LONDON, Oct 8 (Reuters) – Aluminium prices fell to one-week lows on Monday as worries about supplies receded after a Brazilian court approved emergency waste measures that could allow the world’s biggest alumina refinery to resume production. Last week, Norsk Hydro was granted a permit in Brazil to use new technology to extend the life of a disposal area for its Alunorte alumina refinery which would mean the restart of 50 percent of production of alumina, a feedstock for aluminium.
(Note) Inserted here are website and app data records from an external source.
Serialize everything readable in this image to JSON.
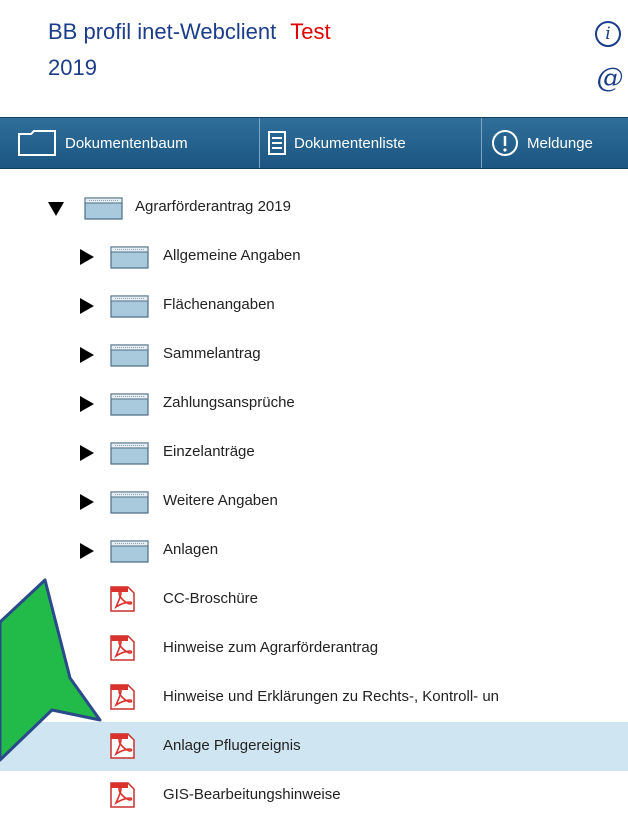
{
  "header": {
    "title": "BB profil inet-Webclient",
    "tag": "Test",
    "year": "2019",
    "info_icon_glyph": "i",
    "at_icon_glyph": "@"
  },
  "toolbar": {
    "document_tree": "Dokumentenbaum",
    "document_list": "Dokumentenliste",
    "messages": "Meldunge",
    "messages_icon_glyph": "!"
  },
  "tree": {
    "root": {
      "label": "Agrarförderantrag 2019",
      "icon": "folder-icon",
      "expanded": true
    },
    "folders": [
      {
        "label": "Allgemeine Angaben",
        "icon": "folder-icon"
      },
      {
        "label": "Flächenangaben",
        "icon": "folder-icon"
      },
      {
        "label": "Sammelantrag",
        "icon": "folder-icon"
      },
      {
        "label": "Zahlungsansprüche",
        "icon": "folder-icon"
      },
      {
        "label": "Einzelanträge",
        "icon": "folder-icon"
      },
      {
        "label": "Weitere Angaben",
        "icon": "folder-icon"
      },
      {
        "label": "Anlagen",
        "icon": "folder-icon"
      }
    ],
    "documents": [
      {
        "label": "CC-Broschüre",
        "icon": "pdf-icon",
        "selected": false
      },
      {
        "label": "Hinweise zum Agrarförderantrag",
        "icon": "pdf-icon",
        "selected": false
      },
      {
        "label": "Hinweise und Erklärungen zu Rechts-, Kontroll- un",
        "icon": "pdf-icon",
        "selected": false
      },
      {
        "label": "Anlage Pflugereignis",
        "icon": "pdf-icon",
        "selected": true
      },
      {
        "label": "GIS-Bearbeitungshinweise",
        "icon": "pdf-icon",
        "selected": false
      }
    ]
  },
  "colors": {
    "title": "#1b3d8a",
    "tag": "#e00000",
    "toolbar": "#245f8c",
    "selected_row": "#cfe6f2",
    "annotation_arrow": "#22bb4a"
  }
}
Benchmark aluminium on the London Metal Exchange was down 2.5 percent at $2,077 a tonne by 0917 GMT from an earlier $2,044.50, its lowest since Sept. 28. It is down about 9 percent since hitting a 3-1/2-month peak at $2,267 on Thursday. “Gains have reversed, the Alunorte news means no imminent tightening of the aluminium market from upstream supply disruptions and no further cost inflation on the alumina side,” said Julius Baer analyst Carsten Menke. ALUMINIUM STOCKS: Inventories of the metal used widely in transport and packaging in LME approved warehouses at 963,350 tonnes have more than halved since January 2017, creating nervousness about nearby supplies on the LME market. Cancelled warrants — metal earmarked for delivery and so no longer available to the market — at nearly 37 percent have also reinforced concerns about a tight LME market.  This is one reason why the discount for the cash over the three-month contract has narrowed to around $2 a tonne from near $40 a tonne in early September.

TECHNICALS: Aluminium is struggling to hold above $2,075 a tonne, where the 21- and 55-day moving averages are converging.

CHINA: Concerns about economic and demand growth in China were fuelled by the country’s central bank slashing the level of cash that banks must hold as reserves, stepping up moves to lower financing costs and spur growth.

Beijing has stepped up liquidity support across the financial system this year to calm fears of capital outflows and the damage to China’s economy from a heated trade war with the United States.

COPPER STOCKS: Sliding stocks of copper on the LME market are also a cause for concern, traders said. At 181,975 tonnes, they have more than halved since late March, while cancelled warrants have climbed above 50 percent.

DOLLAR: The higher U.S. currency was weighing on industrial metal prices generally, as it makes dollar-priced commodities more expensive for holders of other currencies, potentially subduing demand.